▶ [Work request]:
All of the entries need to be written out again, exactly as they are.

▶ [Supplied data]:
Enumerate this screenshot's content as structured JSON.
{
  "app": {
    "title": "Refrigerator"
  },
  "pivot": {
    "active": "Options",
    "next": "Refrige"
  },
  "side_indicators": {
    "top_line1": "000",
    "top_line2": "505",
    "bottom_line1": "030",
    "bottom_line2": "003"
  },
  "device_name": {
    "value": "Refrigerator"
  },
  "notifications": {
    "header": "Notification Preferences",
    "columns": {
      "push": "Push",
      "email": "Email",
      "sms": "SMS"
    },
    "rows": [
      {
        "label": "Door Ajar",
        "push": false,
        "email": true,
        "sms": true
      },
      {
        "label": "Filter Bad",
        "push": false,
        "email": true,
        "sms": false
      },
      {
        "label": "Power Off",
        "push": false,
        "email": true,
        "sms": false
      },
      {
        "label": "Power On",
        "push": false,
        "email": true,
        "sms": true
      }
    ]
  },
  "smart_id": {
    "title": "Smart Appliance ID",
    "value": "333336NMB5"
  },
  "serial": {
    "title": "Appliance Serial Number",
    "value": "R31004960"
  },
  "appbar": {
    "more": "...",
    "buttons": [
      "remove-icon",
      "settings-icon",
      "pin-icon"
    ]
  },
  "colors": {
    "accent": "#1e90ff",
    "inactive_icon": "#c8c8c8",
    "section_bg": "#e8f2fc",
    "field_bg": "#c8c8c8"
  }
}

▶ [Output of the task]:
Enumerate this screenshot's content as structured JSON.
{
  "app": {
    "title": "Refrigerator"
  },
  "pivot": {
    "active": "Options",
    "next": "Refrige"
  },
  "side_indicators": {
    "top_line1": "000",
    "top_line2": "505",
    "bottom_line1": "030",
    "bottom_line2": "003"
  },
  "device_name": {
    "value": "Refrigerator"
  },
  "notifications": {
    "header": "Notification Preferences",
    "columns": {
      "push": "Push",
      "email": "Email",
      "sms": "SMS"
    },
    "rows": [
      {
        "label": "Door Ajar",
        "push": false,
        "email": true,
        "sms": true
      },
      {
        "label": "Filter Bad",
        "push": false,
        "email": true,
        "sms": false
      },
      {
        "label": "Power Off",
        "push": false,
        "email": true,
        "sms": false
      },
      {
        "label": "Power On",
        "push": false,
        "email": true,
        "sms": true
      }
    ]
  },
  "smart_id": {
    "title": "Smart Appliance ID",
    "value": "333336NMB5"
  },
  "serial": {
    "title": "Appliance Serial Number",
    "value": "R31004960"
  },
  "appbar": {
    "more": "...",
    "buttons": [
      "remove-icon",
      "settings-icon",
      "pin-icon"
    ]
  },
  "colors": {
    "accent": "#1e90ff",
    "inactive_icon": "#c8c8c8",
    "section_bg": "#e8f2fc",
    "field_bg": "#c8c8c8"
  }
}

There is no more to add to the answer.